“England,” said Roy Strong, “is the last ancien regime.” President Trump visited three visible proofs over this weekend. Blenheim Palace was built by a grateful nation to commemorate a day which dawned on France as the greatest military power in Europe and ended with the French commander in Marlborough’s coach together with two other generals. The tavern bill on which Marlborough scrawled the news of the victory—as a letter to Sarah Churchill—is kept as a treasured relic in Blenheim Palace. The president was greeted by a guard of honor in the immense forecourt as he arrived, bathed in the soft glow of a perfect summer evening.
Next day to Chequers, the country seat of the Prime Minister; it is never open to the public. The story goes that when David Cameron became Prime Minister, he invited Angela Merkel to visit. She admired the old Tudor pile, with its green land stretching towards the rolling Chiltern Hills. “Just think, Angela,” said David, “if things had gone differently, all this could have been yours.” Her response is not recorded.

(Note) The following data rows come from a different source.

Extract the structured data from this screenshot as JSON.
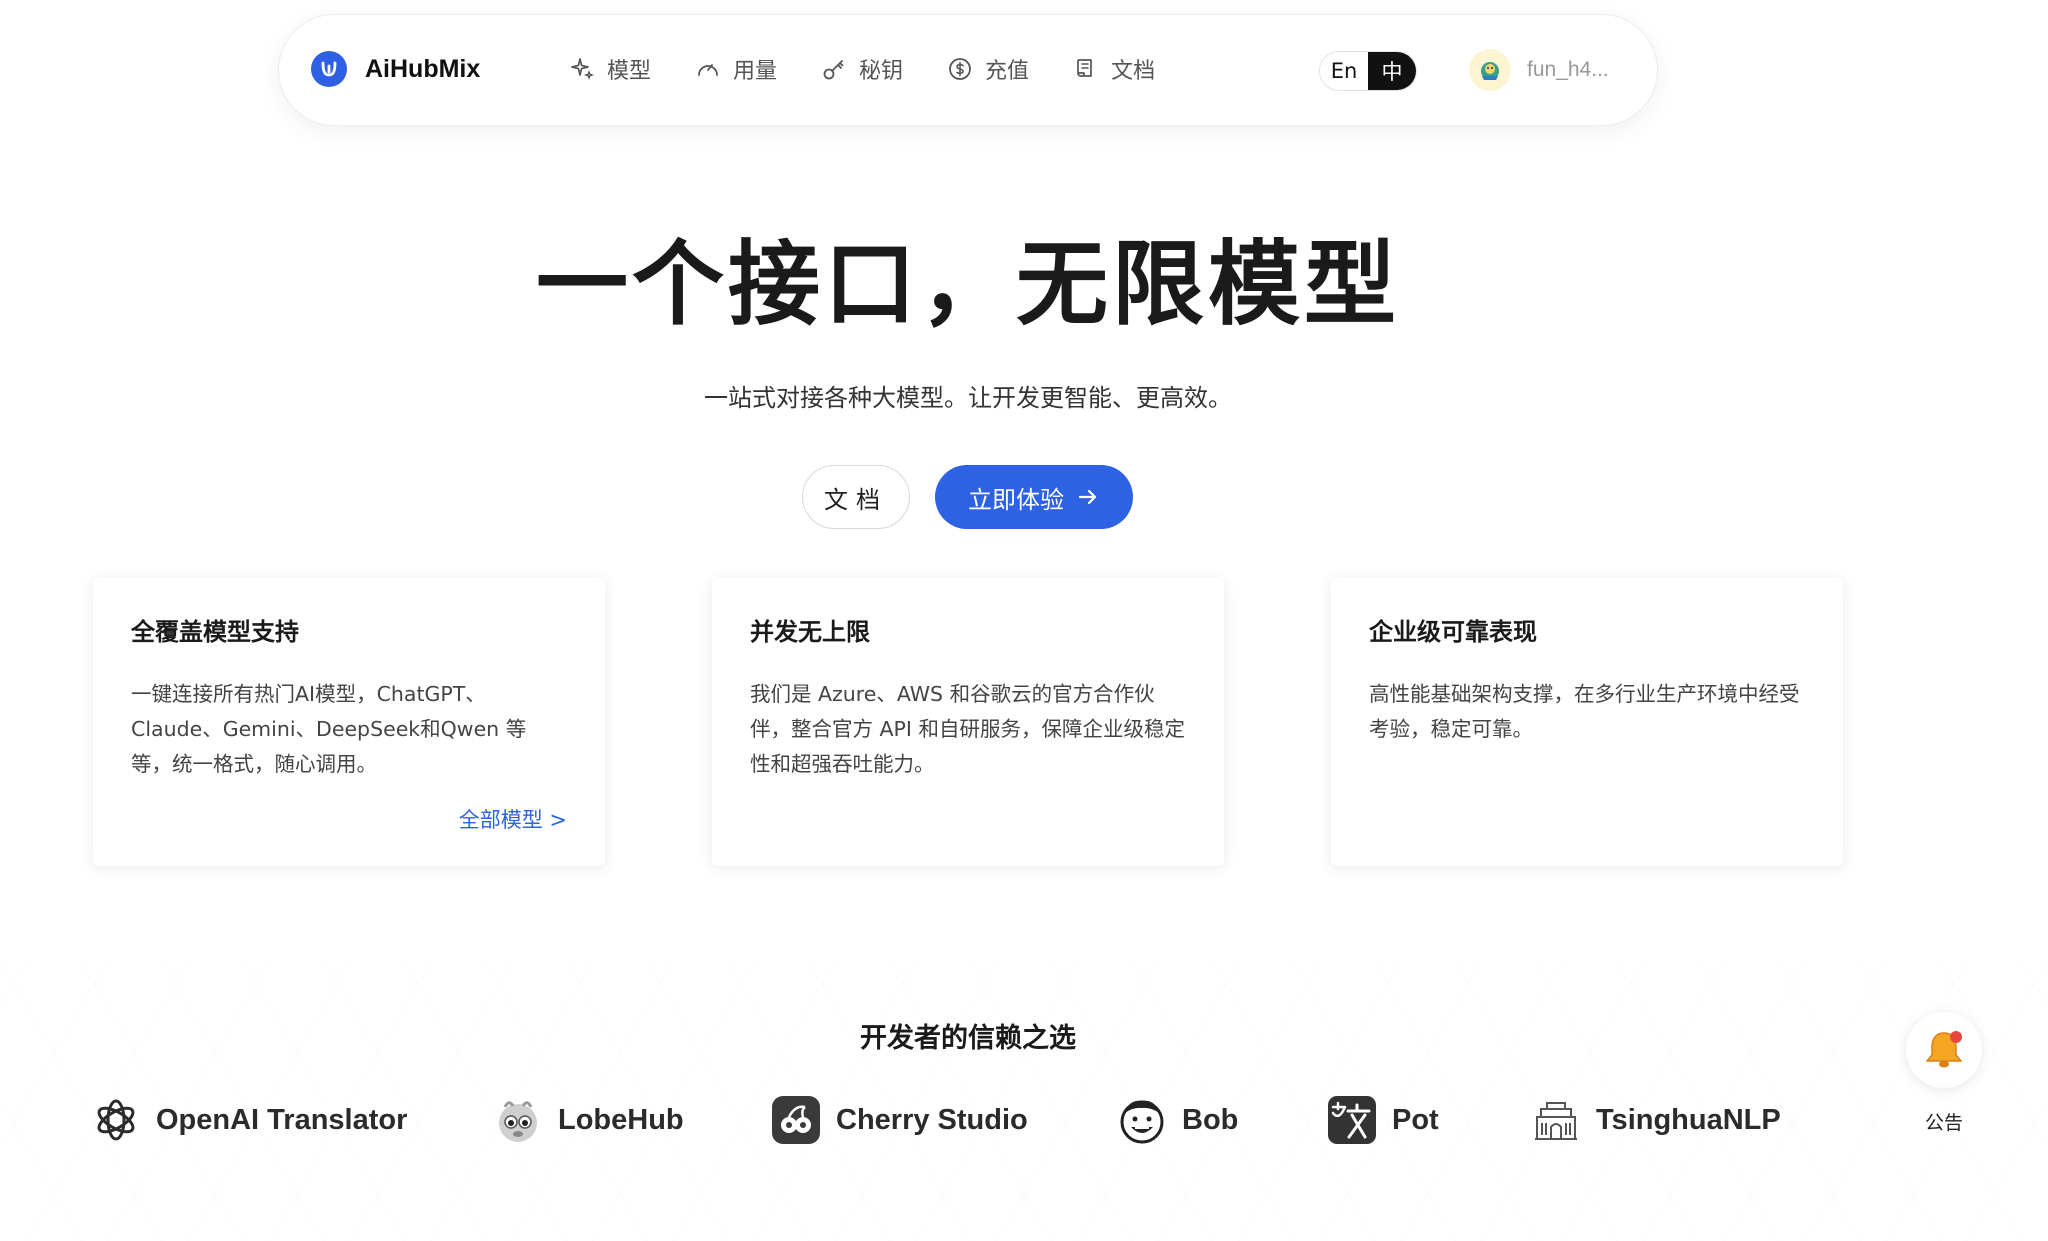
{
  "nav": {
    "brand": "AiHubMix",
    "links": [
      {
        "label": "模型",
        "icon": "sparkle-icon"
      },
      {
        "label": "用量",
        "icon": "gauge-icon"
      },
      {
        "label": "秘钥",
        "icon": "key-icon"
      },
      {
        "label": "充值",
        "icon": "dollar-icon"
      },
      {
        "label": "文档",
        "icon": "document-icon"
      }
    ],
    "lang": {
      "en": "En",
      "zh": "中",
      "active": "zh"
    },
    "username": "fun_h4..."
  },
  "hero": {
    "title": "一个接口，无限模型",
    "subtitle": "一站式对接各种大模型。让开发更智能、更高效。",
    "docs_button": "文档",
    "try_button": "立即体验"
  },
  "cards": [
    {
      "title": "全覆盖模型支持",
      "body": "一键连接所有热门AI模型，ChatGPT、Claude、Gemini、DeepSeek和Qwen 等等，统一格式，随心调用。",
      "link": "全部模型 >"
    },
    {
      "title": "并发无上限",
      "body": "我们是 Azure、AWS 和谷歌云的官方合作伙伴，整合官方 API 和自研服务，保障企业级稳定性和超强吞吐能力。"
    },
    {
      "title": "企业级可靠表现",
      "body": "高性能基础架构支撑，在多行业生产环境中经受考验，稳定可靠。"
    }
  ],
  "trusted": {
    "title": "开发者的信赖之选",
    "logos": [
      {
        "name": "OpenAI Translator",
        "icon": "openai-icon"
      },
      {
        "name": "LobeHub",
        "icon": "lobehub-icon"
      },
      {
        "name": "Cherry Studio",
        "icon": "cherry-studio-icon"
      },
      {
        "name": "Bob",
        "icon": "bob-icon"
      },
      {
        "name": "Pot",
        "icon": "pot-icon"
      },
      {
        "name": "TsinghuaNLP",
        "icon": "tsinghua-icon"
      }
    ]
  },
  "notice": {
    "label": "公告",
    "icon": "bell-icon"
  },
  "colors": {
    "accent": "#2e62e5",
    "text": "#1a1a1a",
    "muted": "#555555"
  }
}
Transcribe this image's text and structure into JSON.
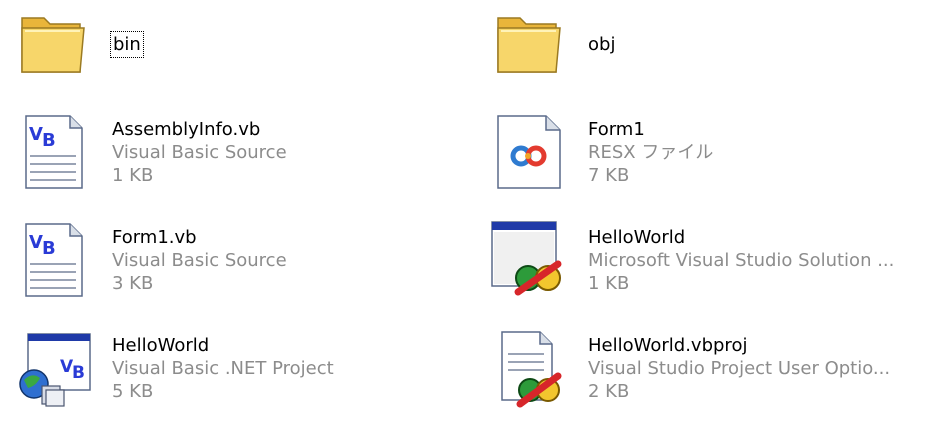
{
  "items": [
    {
      "name": "bin",
      "type": "",
      "size": "",
      "icon": "folder-icon",
      "selected": true
    },
    {
      "name": "obj",
      "type": "",
      "size": "",
      "icon": "folder-icon",
      "selected": false
    },
    {
      "name": "AssemblyInfo.vb",
      "type": "Visual Basic Source",
      "size": "1 KB",
      "icon": "vb-source-file-icon"
    },
    {
      "name": "Form1",
      "type": "RESX ファイル",
      "size": "7 KB",
      "icon": "resx-file-icon"
    },
    {
      "name": "Form1.vb",
      "type": "Visual Basic Source",
      "size": "3 KB",
      "icon": "vb-source-file-icon"
    },
    {
      "name": "HelloWorld",
      "type": "Microsoft Visual Studio Solution ...",
      "size": "1 KB",
      "icon": "vs-solution-icon"
    },
    {
      "name": "HelloWorld",
      "type": "Visual Basic .NET Project",
      "size": "5 KB",
      "icon": "vb-project-icon"
    },
    {
      "name": "HelloWorld.vbproj",
      "type": "Visual Studio Project User Optio...",
      "size": "2 KB",
      "icon": "vs-user-options-icon"
    }
  ],
  "colors": {
    "text": "#000000",
    "subtext": "#8c8c8c",
    "folder": "#f5cd55",
    "vb_blue": "#2a3bd6"
  }
}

And so to Windsor, and the Queen, greeted before a parade of the Coldstream Guards. Windsor is ideally memorialized by Shakespeare, in the final scene of “The Merry Wives of Windsor.” The Queen of Fairies utters her invocation to Windsor Castle, with its paean to chivalry and “honi soit qui mal y pense.” It is the play’s climax of location, Queen Elizabeth and castle coming together. The drama widens to become a homage to Queen and castle, monarch and realm. The glamor of the ancien regime will not have been lost upon the president.
Ralph Berry writes from England.